This bittersweet documentary chronicles the lives of a ramshackle Finnish punk band with a difference.
From the outset, this raucous, amusing and often rather doleful documentary presents itself as another tale of against-the-odds human endeavor as it tells the unlikely tale of the strangely-named Finnish punk outfit, Pertti Kurikka's Name Day. Its four members all possess developmental disabilities, but power of punk rock serves to galvanize their woes will also proffering them a neat creative niche.
But as the film progresses, it mutates from a semi-ironic ramshackle portrait of a punk band (a la Anvil! The Story Of Anvil) into a rather moving investigation into how attitudes towards the disabled have changed (for the better) over the years. The rebellion is sometimes mild – drummer Toni refuses to wash his hands after going to the toilet, lead-singer Kari sings a growling dirge about his hatred of podiatry – but it all serves to make the band's music that much more interesting and idiosyncratic.
Directors Jukka Kärkkäinen and Jani-Petteri Passi stick to a fairly standard rock-doc template which traces the band's miniature ascendence from bumbling, argumentative outfit to the have-a-go-heroes of an outdoor punk festival and proud producers of a 7" single.
But it's the small, lingering details that bolster the film's overall impact: a scene in which outspoken lead singer Pertti goes off on a lengthy, apparently blasé diatribe about how he was abandoned as a child and how he once considered jumping in front of a Metro train speaks volumes about the sterling efforts being made to normalise attitudes towards those we may construe as different. It also reminds us that deep existential gloom is not beyond the reach of anyone.
But alongside the death (most of which is emotionally expunged via the music), there is also love, and the film runs with a parallel tale of Kari's desire to marry and have children and Toni's difficulty at expressing his true feelings to a girl living in his home who sadly has eyes for another. It's a charming film which, while not re-inventing the wheel formally, does a lot to try and make its audience see the world a little differently.

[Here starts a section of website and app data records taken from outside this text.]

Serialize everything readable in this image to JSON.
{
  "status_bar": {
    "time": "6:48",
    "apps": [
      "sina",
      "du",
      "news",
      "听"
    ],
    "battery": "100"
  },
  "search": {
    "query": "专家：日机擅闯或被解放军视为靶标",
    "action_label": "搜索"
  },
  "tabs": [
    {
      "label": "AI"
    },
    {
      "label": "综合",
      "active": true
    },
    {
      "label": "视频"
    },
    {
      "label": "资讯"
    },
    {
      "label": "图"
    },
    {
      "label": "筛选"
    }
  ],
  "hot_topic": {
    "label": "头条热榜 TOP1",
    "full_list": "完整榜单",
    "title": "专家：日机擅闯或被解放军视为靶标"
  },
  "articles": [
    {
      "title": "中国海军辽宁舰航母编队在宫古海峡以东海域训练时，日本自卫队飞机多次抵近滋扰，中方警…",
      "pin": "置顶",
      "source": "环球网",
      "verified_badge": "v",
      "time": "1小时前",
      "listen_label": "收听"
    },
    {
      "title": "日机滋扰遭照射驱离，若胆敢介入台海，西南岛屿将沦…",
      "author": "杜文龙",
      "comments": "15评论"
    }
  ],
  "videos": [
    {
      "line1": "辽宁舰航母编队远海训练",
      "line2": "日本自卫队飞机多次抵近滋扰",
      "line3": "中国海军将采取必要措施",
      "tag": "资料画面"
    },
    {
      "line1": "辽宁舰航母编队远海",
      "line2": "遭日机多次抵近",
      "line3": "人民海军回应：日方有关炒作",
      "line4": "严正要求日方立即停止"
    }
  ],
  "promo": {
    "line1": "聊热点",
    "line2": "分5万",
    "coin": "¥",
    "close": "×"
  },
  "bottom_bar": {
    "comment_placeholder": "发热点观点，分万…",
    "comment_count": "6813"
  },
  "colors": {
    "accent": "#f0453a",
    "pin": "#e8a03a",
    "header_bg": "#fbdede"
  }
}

A rockumentary with a twist.
Or is it a rockumentary? Yes, but it's also a whole lot more than that.
No masterpiece, but sensitive and extremely alive to life's amusing idiosyncrasies.